Late last year, the University of Western Sydney’s Whitlam Institute commissioned a national survey of over 8,000 educators on the impact of the annual National Assessment Program for Literacy and Numeracy (NAPLAN).
There were very few surprises in the results which found that many teachers believed NAPLAN had negatively affected their practice and narrowed the curriculum:
- More than 70 per cent of respondents agreed that NAPLAN means they ‘teach more to the test’ and spend more class time on areas they knew would be tested
- Just over two thirds believed the focus on NAPLAN had led to timetable reduction for other subjects outside of literacy and numeracy in their schools
- 64 per cent agreed that there had been a reduction of ‘face to face’ time with students
- 55 per cent thought NAPLAN had narrowed their range of teaching strategies.
We should be shocked and dismayed to learn that over half of our primary schools are preparing their students with weekly practice tests five months in advance of NAPLAN. It’s not the test that counts but the teaching that is critical here and good teachers know this.
The most depressing thing for me about the survey was the fact that less than 50 per cent of teachers spent any time looking through the data at their school to drive improvement.

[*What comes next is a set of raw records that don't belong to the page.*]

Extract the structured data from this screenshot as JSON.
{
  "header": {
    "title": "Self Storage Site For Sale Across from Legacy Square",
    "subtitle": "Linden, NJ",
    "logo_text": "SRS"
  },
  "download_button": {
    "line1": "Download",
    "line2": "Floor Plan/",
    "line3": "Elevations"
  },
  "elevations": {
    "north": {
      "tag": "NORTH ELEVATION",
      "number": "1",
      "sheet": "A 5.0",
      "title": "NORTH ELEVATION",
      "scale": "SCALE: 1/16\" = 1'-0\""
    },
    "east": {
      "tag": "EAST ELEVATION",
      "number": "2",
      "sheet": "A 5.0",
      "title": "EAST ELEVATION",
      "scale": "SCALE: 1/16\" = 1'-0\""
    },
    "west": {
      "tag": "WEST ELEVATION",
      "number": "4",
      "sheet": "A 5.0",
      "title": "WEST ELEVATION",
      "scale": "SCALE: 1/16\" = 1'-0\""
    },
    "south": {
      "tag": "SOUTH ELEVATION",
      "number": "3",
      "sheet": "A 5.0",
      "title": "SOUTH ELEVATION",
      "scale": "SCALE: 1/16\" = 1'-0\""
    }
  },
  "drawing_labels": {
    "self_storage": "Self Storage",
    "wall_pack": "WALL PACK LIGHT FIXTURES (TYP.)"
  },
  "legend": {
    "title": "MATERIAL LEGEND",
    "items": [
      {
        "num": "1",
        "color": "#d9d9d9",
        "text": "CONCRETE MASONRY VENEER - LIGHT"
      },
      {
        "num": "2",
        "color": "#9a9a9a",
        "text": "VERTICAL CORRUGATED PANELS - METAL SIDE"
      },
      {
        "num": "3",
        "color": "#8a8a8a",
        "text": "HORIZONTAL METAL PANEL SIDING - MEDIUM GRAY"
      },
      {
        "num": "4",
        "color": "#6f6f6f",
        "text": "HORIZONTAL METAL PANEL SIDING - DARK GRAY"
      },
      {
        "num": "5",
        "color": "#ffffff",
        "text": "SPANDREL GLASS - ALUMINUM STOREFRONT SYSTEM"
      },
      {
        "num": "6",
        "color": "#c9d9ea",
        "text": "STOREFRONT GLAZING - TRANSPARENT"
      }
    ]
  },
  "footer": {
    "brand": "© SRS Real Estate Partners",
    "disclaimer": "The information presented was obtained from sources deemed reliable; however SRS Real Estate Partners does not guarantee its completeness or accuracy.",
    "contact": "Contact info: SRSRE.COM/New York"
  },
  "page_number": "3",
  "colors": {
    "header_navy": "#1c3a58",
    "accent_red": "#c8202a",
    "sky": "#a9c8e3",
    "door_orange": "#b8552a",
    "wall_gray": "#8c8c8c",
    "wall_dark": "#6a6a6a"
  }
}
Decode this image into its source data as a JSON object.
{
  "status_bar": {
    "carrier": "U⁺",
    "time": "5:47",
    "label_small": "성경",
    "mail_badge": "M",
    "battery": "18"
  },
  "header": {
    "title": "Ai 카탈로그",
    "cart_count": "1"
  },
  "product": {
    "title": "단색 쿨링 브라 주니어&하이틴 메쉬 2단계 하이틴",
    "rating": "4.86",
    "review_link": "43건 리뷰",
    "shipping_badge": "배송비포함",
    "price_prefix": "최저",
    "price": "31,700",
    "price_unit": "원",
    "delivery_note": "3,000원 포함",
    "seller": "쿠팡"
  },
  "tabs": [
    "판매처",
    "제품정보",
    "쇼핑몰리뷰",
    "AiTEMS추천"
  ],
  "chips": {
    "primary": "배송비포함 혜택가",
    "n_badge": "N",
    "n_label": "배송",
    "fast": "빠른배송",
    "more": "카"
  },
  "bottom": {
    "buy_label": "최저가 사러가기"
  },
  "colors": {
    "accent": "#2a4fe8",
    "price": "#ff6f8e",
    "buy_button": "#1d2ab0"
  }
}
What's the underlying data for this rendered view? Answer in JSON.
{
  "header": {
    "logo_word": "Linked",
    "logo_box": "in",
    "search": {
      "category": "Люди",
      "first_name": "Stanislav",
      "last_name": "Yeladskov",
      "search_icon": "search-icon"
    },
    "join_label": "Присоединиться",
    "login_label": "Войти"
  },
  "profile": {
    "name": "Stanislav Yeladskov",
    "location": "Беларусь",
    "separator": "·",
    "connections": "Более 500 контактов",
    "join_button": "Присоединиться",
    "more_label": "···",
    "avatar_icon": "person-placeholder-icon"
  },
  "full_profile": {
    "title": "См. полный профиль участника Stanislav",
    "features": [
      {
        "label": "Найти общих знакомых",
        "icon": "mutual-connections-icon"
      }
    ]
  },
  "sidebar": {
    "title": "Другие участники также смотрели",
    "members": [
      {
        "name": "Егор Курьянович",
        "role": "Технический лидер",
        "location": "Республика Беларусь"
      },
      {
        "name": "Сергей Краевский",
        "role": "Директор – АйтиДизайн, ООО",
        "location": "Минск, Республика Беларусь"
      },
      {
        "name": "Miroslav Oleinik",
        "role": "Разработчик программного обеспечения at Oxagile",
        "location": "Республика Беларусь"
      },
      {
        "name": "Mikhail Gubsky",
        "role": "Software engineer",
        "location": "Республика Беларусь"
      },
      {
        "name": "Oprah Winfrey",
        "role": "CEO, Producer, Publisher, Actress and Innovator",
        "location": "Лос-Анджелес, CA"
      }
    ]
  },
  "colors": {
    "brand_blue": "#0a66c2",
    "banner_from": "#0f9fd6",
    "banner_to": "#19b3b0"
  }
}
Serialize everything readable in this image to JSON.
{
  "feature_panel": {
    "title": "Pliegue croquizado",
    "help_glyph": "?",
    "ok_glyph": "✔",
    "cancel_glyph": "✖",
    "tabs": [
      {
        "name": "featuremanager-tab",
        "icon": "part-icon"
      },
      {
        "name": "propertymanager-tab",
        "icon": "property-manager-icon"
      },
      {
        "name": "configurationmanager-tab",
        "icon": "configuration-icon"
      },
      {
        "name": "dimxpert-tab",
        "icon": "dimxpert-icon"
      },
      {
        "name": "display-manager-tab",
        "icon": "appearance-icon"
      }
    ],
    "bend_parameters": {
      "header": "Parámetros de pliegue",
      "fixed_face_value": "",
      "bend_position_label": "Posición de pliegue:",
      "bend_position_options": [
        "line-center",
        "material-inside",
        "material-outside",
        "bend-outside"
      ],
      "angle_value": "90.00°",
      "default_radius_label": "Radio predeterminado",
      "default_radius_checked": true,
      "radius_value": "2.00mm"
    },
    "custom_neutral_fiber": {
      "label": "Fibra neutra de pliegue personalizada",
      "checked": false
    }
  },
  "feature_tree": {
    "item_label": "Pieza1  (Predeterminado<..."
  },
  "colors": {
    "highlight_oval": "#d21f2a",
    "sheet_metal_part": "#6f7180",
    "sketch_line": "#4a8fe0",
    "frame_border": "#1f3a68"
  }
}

It defies logic that we have introduced a national assessment measure designed to diagnose students on basic skills to drive improvement, when over half of our schools aren’t actually using the data.
The obvious question is why are we spending an inordinate amount of time focusing on preparing kids for NAPLAN when many of our teachers and schools don’t actually use the data to inform their practice?
At our 2012 Ann D Clark lecture, Professor Andy Hargreaves warned educators to ‘beware the tool’:
‘Beware when you bring in a tool, even if you think you are using the tool optimistically, because, at some point in the future, people will take the tool and use it for a completely different purpose that you never imagined it would be used for.’
This is true of NAPLAN. We have to put the tool (the data) in its rightful place. We have stigmatised NAPLAN and turned it into something it is not. NAPLAN is given far too much emphasis on judging school performance rather than on helping to inform the bigger, richer picture of how our students are tracking. And, most importantly, how we are helping them to improve.
I want to make this point which seems to get lost in the discussion of declining performance, withholding some students from sitting the tests to boost school scores, and so on: These tests, particularly in our NSW experience are to test basic skills. They are located within the curriculum and are designed to determine what a student should be able to achieve in literacy and numeracy at a particular age level. We are not asking kids to sit an astrophysics test for MIT here. This is to check to see if they have attained the skills they should have attained through the teaching of the curriculum. Again, it’s not the test – it’s the teaching that’s important here.
The general agreement by State and Federal Education Ministers last year to move NAPLAN testing online in 2016 will hopefully improve the usefulness of the data to inform learning and teaching. ‘Just-in-time’ data can provide teachers and leaders with the means to better diagnose students’ learning needs and areas for improvement so they can be more responsive in the areas of literacy and numeracy.
But we are beginning from a narrow starting point. We need to find new tools to assess our students across a broader range of areas including the development of key 21st century skillsets like critical thinking and collaboration skills. I will be very interested to hear what new ACARA head Rob Randall presents this month around this very idea.
The point I want to make here is that regardless of how good the data is, if we aren’t using it it’s no good.
Data, in and of itself, like technology or any other tool in a teacher’s kit won’t make the difference – it’s neutral. If we want to get serious about school improvement, we need to actually use the data to inform our work and change our practice.
Hopefully, UWS’s survey will help influence the necessary changes so our schools can use NAPLAN data to this effect.